▶ _What to produce_
Within the data below, find the string "placeholder" and return each line where it occurs.

----- Data shown -----

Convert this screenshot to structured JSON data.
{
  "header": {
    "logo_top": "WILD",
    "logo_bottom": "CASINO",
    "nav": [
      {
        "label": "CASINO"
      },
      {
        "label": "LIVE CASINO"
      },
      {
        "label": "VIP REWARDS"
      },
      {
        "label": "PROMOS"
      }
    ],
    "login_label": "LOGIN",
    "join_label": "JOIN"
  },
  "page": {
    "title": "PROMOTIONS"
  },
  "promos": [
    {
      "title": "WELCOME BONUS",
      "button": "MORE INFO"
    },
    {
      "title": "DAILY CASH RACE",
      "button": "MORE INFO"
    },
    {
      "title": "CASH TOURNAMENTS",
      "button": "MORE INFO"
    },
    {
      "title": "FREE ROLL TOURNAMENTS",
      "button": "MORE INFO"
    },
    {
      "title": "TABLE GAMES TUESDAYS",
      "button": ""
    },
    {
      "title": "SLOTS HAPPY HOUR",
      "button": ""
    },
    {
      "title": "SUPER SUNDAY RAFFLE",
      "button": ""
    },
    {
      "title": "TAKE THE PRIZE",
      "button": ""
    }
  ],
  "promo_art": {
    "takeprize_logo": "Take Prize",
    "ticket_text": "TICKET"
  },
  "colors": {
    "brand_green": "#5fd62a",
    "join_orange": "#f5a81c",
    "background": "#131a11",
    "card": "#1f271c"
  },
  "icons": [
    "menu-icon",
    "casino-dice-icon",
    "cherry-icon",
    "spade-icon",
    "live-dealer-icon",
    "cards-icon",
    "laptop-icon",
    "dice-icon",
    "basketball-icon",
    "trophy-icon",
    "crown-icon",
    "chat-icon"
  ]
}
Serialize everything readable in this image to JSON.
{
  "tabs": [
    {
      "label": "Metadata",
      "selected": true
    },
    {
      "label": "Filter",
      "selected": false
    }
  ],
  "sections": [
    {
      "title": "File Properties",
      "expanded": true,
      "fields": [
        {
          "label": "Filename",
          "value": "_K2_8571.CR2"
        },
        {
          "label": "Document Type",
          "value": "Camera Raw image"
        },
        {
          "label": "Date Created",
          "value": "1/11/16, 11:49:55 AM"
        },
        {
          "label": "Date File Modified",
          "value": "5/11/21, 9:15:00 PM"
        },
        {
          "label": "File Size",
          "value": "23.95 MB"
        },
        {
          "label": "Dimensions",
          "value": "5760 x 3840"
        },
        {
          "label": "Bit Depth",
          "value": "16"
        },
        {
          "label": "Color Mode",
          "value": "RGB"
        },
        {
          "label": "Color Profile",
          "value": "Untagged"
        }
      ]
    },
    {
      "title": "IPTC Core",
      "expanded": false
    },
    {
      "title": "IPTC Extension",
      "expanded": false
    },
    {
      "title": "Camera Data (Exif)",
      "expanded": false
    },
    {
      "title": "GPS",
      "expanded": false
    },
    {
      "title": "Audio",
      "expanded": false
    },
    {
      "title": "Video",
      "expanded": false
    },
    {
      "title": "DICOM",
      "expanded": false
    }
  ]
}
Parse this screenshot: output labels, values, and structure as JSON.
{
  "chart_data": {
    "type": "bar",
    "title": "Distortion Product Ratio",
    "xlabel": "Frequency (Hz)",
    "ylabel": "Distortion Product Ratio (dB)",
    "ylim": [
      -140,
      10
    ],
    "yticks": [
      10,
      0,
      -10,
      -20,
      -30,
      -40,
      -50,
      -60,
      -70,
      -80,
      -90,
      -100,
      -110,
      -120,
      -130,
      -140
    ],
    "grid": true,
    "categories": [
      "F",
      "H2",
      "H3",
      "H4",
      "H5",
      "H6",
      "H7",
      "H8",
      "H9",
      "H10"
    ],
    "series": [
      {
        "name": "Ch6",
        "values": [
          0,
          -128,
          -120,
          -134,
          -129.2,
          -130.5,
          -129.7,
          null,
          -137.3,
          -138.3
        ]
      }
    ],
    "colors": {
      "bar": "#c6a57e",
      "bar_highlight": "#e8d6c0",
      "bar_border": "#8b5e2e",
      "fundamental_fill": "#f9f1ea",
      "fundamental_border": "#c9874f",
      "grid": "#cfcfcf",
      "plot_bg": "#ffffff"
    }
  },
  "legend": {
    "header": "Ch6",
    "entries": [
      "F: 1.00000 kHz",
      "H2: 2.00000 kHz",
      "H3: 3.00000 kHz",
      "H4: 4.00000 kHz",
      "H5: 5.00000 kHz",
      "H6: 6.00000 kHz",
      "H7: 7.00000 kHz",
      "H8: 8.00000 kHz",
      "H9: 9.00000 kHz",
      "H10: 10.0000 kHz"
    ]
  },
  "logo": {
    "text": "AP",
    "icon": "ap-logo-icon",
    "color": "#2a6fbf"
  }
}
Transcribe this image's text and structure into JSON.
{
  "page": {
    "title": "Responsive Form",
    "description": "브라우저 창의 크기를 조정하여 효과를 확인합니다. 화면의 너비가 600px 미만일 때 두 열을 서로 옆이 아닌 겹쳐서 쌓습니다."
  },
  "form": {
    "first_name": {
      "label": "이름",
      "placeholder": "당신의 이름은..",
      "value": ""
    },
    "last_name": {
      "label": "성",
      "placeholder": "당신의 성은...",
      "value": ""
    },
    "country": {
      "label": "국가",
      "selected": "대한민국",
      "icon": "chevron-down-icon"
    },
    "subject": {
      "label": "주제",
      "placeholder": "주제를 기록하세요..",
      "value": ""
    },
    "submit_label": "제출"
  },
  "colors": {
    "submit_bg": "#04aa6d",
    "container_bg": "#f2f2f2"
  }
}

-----

▶ _Solution to this task_
      "placeholder": "당신의 이름은..",
      "placeholder": "당신의 성은...",
      "placeholder": "주제를 기록하세요..",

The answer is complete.